When you looked at me, there was nothing looking back, but a threadless needle containing only the shape of the room. Wood paneled walls, a clean floor. We would smoke on the couch and spend all night watching a woman sing in slow motion on the TV. The moon slipped wafer thin under your hands, my tongue dry in my mouth, the sound of dogs down the road. Your dad had already talked with you about pleasuring a woman. We sat out on the dam-controlled lake where a boy from our school jumped and shattered his leg bones. We watched the sky for satellites, the woods for animals, their own wake in the water, rings pinging across the surface. We floated on the boat bottom, head to toe, and I could smell the rubber of your thrift store tennis shoes. The miles walked but not by you. You said a snake once shed its skin in the boat and your father found it and put it on your pillow. The skin was like a woman’s worn stocking with the shape of her foot still inside. You kept talking, but I stopped listening.

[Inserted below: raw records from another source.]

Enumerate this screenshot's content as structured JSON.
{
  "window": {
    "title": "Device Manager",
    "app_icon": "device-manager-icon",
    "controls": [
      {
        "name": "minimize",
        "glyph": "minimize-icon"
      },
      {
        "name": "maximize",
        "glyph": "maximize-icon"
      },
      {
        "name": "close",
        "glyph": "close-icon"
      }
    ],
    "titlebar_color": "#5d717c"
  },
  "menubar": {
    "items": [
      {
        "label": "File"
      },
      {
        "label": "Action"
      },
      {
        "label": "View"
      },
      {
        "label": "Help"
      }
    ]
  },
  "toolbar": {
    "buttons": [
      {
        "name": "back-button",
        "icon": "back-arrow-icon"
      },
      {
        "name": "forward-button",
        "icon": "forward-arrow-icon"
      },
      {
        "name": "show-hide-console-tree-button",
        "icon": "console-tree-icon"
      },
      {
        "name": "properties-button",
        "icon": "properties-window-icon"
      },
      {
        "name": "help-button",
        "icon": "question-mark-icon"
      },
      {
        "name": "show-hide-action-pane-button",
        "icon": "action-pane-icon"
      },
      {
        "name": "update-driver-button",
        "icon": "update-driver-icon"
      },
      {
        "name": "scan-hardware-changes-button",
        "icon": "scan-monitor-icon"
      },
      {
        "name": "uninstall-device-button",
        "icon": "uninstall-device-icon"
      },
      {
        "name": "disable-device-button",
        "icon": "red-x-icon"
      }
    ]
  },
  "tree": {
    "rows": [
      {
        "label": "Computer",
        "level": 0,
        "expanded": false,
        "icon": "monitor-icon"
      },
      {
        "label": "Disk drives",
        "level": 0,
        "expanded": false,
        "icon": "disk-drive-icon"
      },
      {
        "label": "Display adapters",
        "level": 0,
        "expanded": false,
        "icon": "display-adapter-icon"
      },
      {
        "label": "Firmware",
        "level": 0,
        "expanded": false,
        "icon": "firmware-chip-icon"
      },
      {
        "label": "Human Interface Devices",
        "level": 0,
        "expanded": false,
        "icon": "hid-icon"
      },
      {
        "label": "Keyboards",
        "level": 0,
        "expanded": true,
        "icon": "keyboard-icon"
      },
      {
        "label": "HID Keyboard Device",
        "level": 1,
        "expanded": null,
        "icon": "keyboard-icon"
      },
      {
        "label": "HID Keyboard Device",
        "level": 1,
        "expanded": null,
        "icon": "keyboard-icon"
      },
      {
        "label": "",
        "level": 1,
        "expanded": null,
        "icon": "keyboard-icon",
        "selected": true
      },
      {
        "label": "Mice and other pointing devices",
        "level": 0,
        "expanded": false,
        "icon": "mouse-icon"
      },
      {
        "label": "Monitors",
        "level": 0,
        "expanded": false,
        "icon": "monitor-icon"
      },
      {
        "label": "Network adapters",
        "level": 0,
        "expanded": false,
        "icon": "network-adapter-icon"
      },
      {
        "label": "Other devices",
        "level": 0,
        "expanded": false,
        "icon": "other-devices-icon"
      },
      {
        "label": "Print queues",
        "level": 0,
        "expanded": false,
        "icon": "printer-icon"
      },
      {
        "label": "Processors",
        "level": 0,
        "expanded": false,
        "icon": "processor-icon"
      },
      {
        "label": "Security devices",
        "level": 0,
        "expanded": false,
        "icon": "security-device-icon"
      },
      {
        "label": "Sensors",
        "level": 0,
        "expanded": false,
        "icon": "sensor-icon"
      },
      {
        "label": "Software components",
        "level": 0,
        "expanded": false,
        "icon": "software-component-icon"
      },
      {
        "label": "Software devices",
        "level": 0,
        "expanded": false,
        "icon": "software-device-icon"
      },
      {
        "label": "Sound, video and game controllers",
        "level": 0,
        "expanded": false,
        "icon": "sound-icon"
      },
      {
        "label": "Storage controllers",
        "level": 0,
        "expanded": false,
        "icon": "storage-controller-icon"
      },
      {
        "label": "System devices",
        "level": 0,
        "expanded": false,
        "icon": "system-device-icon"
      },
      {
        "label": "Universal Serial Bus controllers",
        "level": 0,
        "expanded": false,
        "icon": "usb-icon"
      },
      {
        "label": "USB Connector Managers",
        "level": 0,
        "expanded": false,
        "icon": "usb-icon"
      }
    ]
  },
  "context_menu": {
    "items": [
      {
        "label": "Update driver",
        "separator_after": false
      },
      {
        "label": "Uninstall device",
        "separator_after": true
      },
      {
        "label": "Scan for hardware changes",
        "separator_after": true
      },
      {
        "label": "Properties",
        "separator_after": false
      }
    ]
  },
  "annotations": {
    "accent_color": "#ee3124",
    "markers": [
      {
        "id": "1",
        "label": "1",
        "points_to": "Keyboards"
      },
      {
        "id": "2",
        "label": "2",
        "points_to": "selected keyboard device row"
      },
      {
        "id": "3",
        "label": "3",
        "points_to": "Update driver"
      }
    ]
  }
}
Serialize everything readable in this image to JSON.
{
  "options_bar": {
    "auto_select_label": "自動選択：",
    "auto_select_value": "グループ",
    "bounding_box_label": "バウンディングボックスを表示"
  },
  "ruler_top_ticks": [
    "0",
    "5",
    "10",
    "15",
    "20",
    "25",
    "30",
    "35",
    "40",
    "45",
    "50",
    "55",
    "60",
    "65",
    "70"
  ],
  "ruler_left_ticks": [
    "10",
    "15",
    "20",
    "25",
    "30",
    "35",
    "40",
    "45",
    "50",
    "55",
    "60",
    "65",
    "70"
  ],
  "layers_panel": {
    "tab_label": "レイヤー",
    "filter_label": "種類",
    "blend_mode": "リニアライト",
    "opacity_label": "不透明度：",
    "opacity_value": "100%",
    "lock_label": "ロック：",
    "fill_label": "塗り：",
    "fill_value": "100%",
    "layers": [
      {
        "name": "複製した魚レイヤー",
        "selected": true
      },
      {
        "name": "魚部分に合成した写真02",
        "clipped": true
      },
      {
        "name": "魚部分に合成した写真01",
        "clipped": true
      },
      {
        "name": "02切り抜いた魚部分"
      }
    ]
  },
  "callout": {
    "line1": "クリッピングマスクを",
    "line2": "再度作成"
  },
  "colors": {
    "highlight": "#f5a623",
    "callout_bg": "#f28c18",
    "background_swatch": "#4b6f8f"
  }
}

I thought about your pillow and the faint smell of your hair on its case.
Lydia Gwyn’s stories have appeared or are forthcoming in JMWW, Pigeonholes, New World Writing, the Florida Review, and elsewhere. Her book of flash fictions–Tiny Doors–is available from Another New Calligraphy. She lives in East Tennessee with her husband and children.